The record contains several examples where the County paid claims for which the notice of intent to file a claim was given more than twentyfour hours after the County ordered Centex-Rogers to perform the work. Section 12.2 was not invoked to deny payment for any of these claims.
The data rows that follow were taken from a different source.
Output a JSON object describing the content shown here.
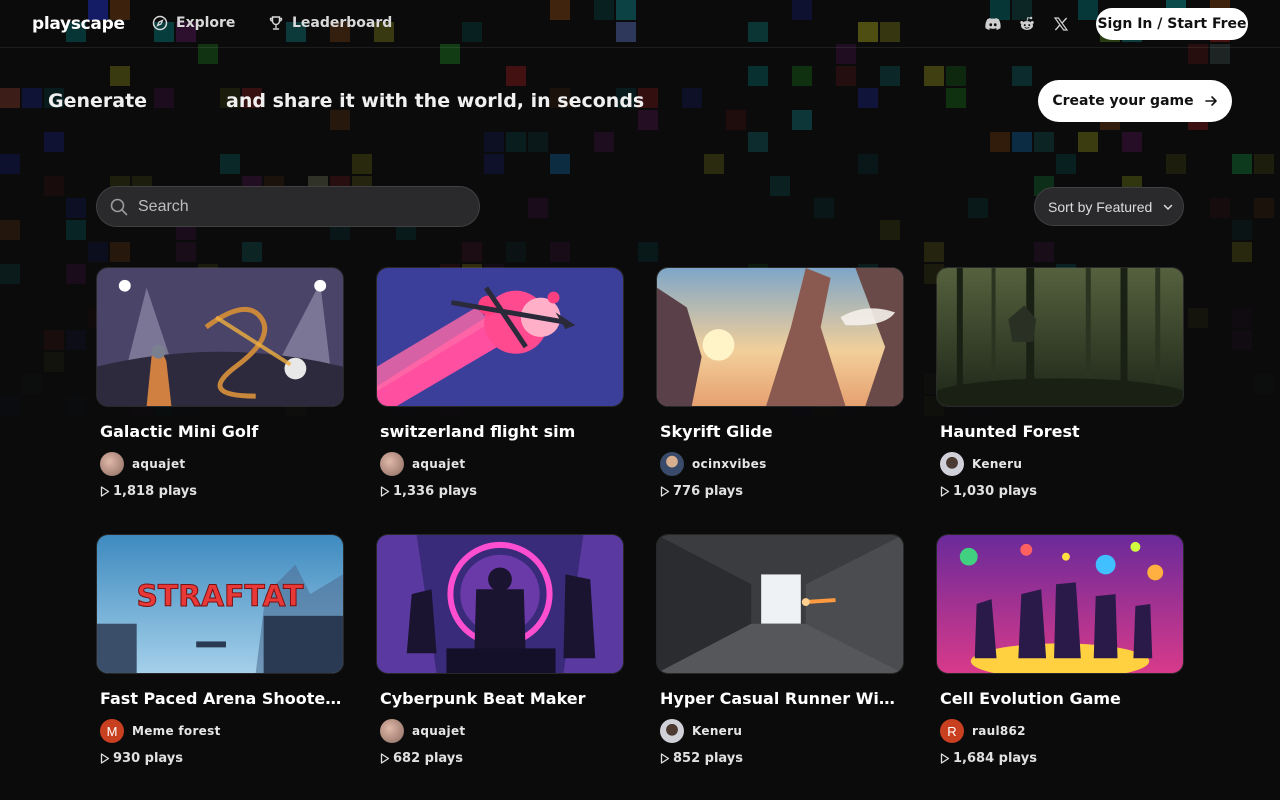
{
  "nav": {
    "logo": "playscape",
    "explore": "Explore",
    "leaderboard": "Leaderboard",
    "icons": [
      "discord-icon",
      "reddit-icon",
      "x-icon"
    ],
    "signin": "Sign In / Start Free"
  },
  "hero": {
    "prefix": "Generate",
    "suffix": "and share it with the world, in seconds",
    "cta": "Create your game"
  },
  "search": {
    "placeholder": "Search"
  },
  "sort": {
    "label": "Sort by Featured"
  },
  "games": [
    {
      "title": "Galactic Mini Golf",
      "author": "aquajet",
      "avatar": "",
      "plays": "1,818 plays"
    },
    {
      "title": "switzerland flight sim",
      "author": "aquajet",
      "avatar": "",
      "plays": "1,336 plays"
    },
    {
      "title": "Skyrift Glide",
      "author": "ocinxvibes",
      "avatar": "",
      "plays": "776 plays"
    },
    {
      "title": "Haunted Forest",
      "author": "Keneru",
      "avatar": "",
      "plays": "1,030 plays"
    },
    {
      "title": "Fast Paced Arena Shooter Sk...",
      "author": "Meme forest",
      "avatar": "M",
      "plays": "930 plays"
    },
    {
      "title": "Cyberpunk Beat Maker",
      "author": "aquajet",
      "avatar": "",
      "plays": "682 plays"
    },
    {
      "title": "Hyper Casual Runner With G...",
      "author": "Keneru",
      "avatar": "",
      "plays": "852 plays"
    },
    {
      "title": "Cell Evolution Game",
      "author": "raul862",
      "avatar": "R",
      "plays": "1,684 plays"
    }
  ],
  "thumb_texts": {
    "straftat": "STRAFTAT"
  },
  "colors": {
    "accent": "#ffffff",
    "background": "#0b0b0c",
    "surface": "#2a2a2c"
  }
}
For example:
The Architect ordered Centex-Rogers to perform additional work on March 3, 1989. Centex-Rogers submitted its notice of intent to file a claim on March 6, 1989, and its actual claim on July 24, 1989.
The Architect ordered Centex-Rogers to perform additional work on January 11, 1991. Centex-Rogers submitted its notice on March 9, 1991.
The Architect ordered Centex-Rogers to perform additional work on May 29, 1991. Centex-Rogers submitted its notice of intent to file a claim on June 5, 1991, and its claim on August 7, 1991.
The Architect ordered Centex-Rogers to perform additional work on June 14, 1991. Centex-Rogers submitted its notice of costs on August 7, 1991.
The Architect ordered Centex-Rogers to perform additional work on February 28, 1991. Centex-Rogers submitted its notice of claim on March 6, 1991, and its claim on July 16, 1991. Each of these claims was paid by the County.
The County argues that section 8.4 prevents this court from finding that Wake County waived compliance in this case. We disagree. This provision, like any other provision in the contract, may be waived by a course of dealing between the parties. See J.R. Graham & Son, 212 S.E.2d at 545 (parties can modify or waive a contract requirement by parol agreement even though the contract requires all modifications to be in writing)
We note that section 26.1 of the General Conditions of the Contract required the parties to arbitrate any dispute arising out of the Contract or work performed thereunder. Furthermore, section 26.4 of the Contract provides that, unless otherwise agreed by the parties, prior arbitration of such claims is a condition precedent to filing suit under the Contract. Although the parties discuss this issue in their brief, the district court did not address it. Therefore, we decline to do so herein and the district court will have an opportunity to address it on remand